# [Activity]
Repeat the records below verbatim and include no pictures.

◆ ◆ ◆ ◆ ◆ ◆ ◆

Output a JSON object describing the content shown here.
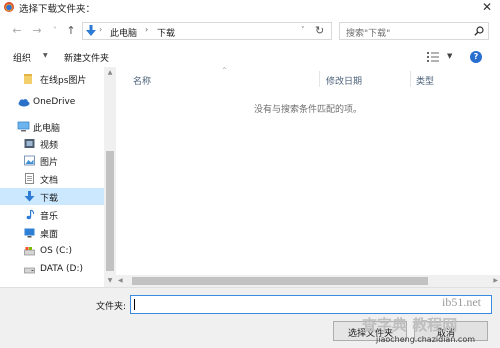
{
  "window": {
    "title": "选择下载文件夹：",
    "close_glyph": "✕"
  },
  "nav": {
    "back_glyph": "←",
    "forward_glyph": "→",
    "dropdown_glyph": "˅",
    "up_glyph": "↑"
  },
  "address": {
    "crumbs": [
      "此电脑",
      "下载"
    ],
    "separator": "›",
    "dropdown_glyph": "˅",
    "refresh_glyph": "↻"
  },
  "search": {
    "placeholder": "搜索\"下载\""
  },
  "toolbar": {
    "organize_label": "组织",
    "organize_arrow": "▼",
    "new_folder_label": "新建文件夹",
    "view_dd_glyph": "▼",
    "help_glyph": "?"
  },
  "sidebar": {
    "items": [
      {
        "label": "在线ps图片",
        "icon": "folder-icon"
      },
      {
        "label": "OneDrive",
        "icon": "cloud-icon"
      },
      {
        "label": "此电脑",
        "icon": "computer-icon"
      },
      {
        "label": "视频",
        "icon": "video-icon"
      },
      {
        "label": "图片",
        "icon": "pictures-icon"
      },
      {
        "label": "文档",
        "icon": "documents-icon"
      },
      {
        "label": "下载",
        "icon": "download-icon",
        "selected": true
      },
      {
        "label": "音乐",
        "icon": "music-icon"
      },
      {
        "label": "桌面",
        "icon": "desktop-icon"
      },
      {
        "label": "OS (C:)",
        "icon": "drive-icon"
      },
      {
        "label": "DATA (D:)",
        "icon": "drive-icon"
      }
    ],
    "scroll_up": "▲",
    "scroll_down": "▼"
  },
  "filelist": {
    "sort_glyph": "^",
    "columns": [
      "名称",
      "修改日期",
      "类型"
    ],
    "empty_message": "没有与搜索条件匹配的项。",
    "scroll_left": "◀",
    "scroll_right": "▶"
  },
  "footer": {
    "folder_label": "文件夹:",
    "folder_value": "",
    "select_label": "选择文件夹",
    "cancel_label": "取消"
  },
  "watermark": {
    "host": "ib51.net",
    "title": "查字典 教程网",
    "url": "jiaocheng.chazidian.com"
  },
  "colors": {
    "accent": "#0078d7",
    "selection": "#cce8ff",
    "footer_bg": "#f0f0f0"
  }
}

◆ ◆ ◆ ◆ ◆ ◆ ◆

# [Exercise solution]
Output a JSON object describing the content shown here.
{
  "window": {
    "title": "选择下载文件夹：",
    "close_glyph": "✕"
  },
  "nav": {
    "back_glyph": "←",
    "forward_glyph": "→",
    "dropdown_glyph": "˅",
    "up_glyph": "↑"
  },
  "address": {
    "crumbs": [
      "此电脑",
      "下载"
    ],
    "separator": "›",
    "dropdown_glyph": "˅",
    "refresh_glyph": "↻"
  },
  "search": {
    "placeholder": "搜索\"下载\""
  },
  "toolbar": {
    "organize_label": "组织",
    "organize_arrow": "▼",
    "new_folder_label": "新建文件夹",
    "view_dd_glyph": "▼",
    "help_glyph": "?"
  },
  "sidebar": {
    "items": [
      {
        "label": "在线ps图片",
        "icon": "folder-icon"
      },
      {
        "label": "OneDrive",
        "icon": "cloud-icon"
      },
      {
        "label": "此电脑",
        "icon": "computer-icon"
      },
      {
        "label": "视频",
        "icon": "video-icon"
      },
      {
        "label": "图片",
        "icon": "pictures-icon"
      },
      {
        "label": "文档",
        "icon": "documents-icon"
      },
      {
        "label": "下载",
        "icon": "download-icon",
        "selected": true
      },
      {
        "label": "音乐",
        "icon": "music-icon"
      },
      {
        "label": "桌面",
        "icon": "desktop-icon"
      },
      {
        "label": "OS (C:)",
        "icon": "drive-icon"
      },
      {
        "label": "DATA (D:)",
        "icon": "drive-icon"
      }
    ],
    "scroll_up": "▲",
    "scroll_down": "▼"
  },
  "filelist": {
    "sort_glyph": "^",
    "columns": [
      "名称",
      "修改日期",
      "类型"
    ],
    "empty_message": "没有与搜索条件匹配的项。",
    "scroll_left": "◀",
    "scroll_right": "▶"
  },
  "footer": {
    "folder_label": "文件夹:",
    "folder_value": "",
    "select_label": "选择文件夹",
    "cancel_label": "取消"
  },
  "watermark": {
    "host": "ib51.net",
    "title": "查字典 教程网",
    "url": "jiaocheng.chazidian.com"
  },
  "colors": {
    "accent": "#0078d7",
    "selection": "#cce8ff",
    "footer_bg": "#f0f0f0"
  }
}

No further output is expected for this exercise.